Naegleria fowleri causes fatal amebic meningoencephalitis

Naegleria fowleri is a free-living single cell ameba, which may enter the nose while swimming and cause fatal meningoencephalitis, a brain infection. The majority of cases have occurred in young healthy individuals swimming in  lakes, rivers, ponds, unchlorinated backyard kiddie pools, and other bodies of freshwater.

Naegleria fowleri’s niches in nature include hot springs, warm lakes in the South and Southwestern United States and other warm areas of the world. About 300 cases have been reported worldwide since the first case was diagnosed in 1965 in Australia. Two to six cases occur in the United States each year.

Since 1974 I have published a number of papers on N. fowleri in peer reviewed scientific journals as well as experimented with and studied the ameba for my Ph.D. dissertation. I test environmental samples for Naegleria fowleri. Call me if you need expert scientific help to protect your operation, such as swimming pool, water park, camp or other water facility.

Acanthamoeba causes eye infections

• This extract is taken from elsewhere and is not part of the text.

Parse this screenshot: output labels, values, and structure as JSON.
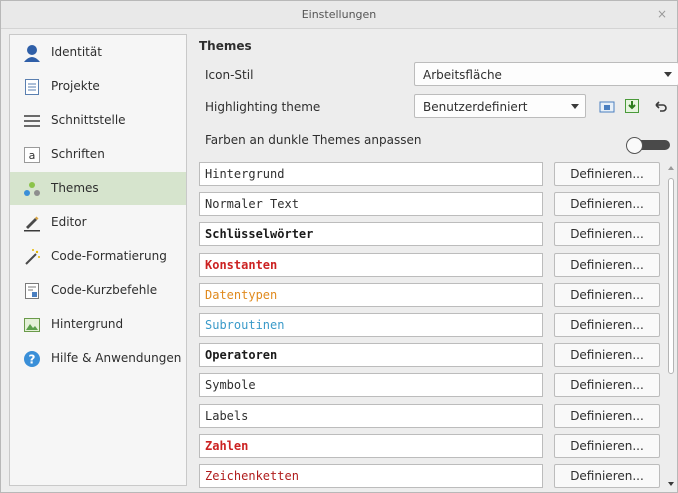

Keratitis, an eye infection, may be caused by free-living ameba Acanthamoeba polyphaga and A. castellanii. The infection occurs mainly in wearers of contact lenses, is difficult to treat, quite painful and may cause blindness. The amoeba can attach to a contact lens while swimming or washing a lens with non-chlorinated water. It feeds and multiplies on the protein and bacteria on the lens. When the lens is inserted in the eye, the amoeba attacks the cornea. Other cases have occurred from mud splashed into the eye or use of cistern water.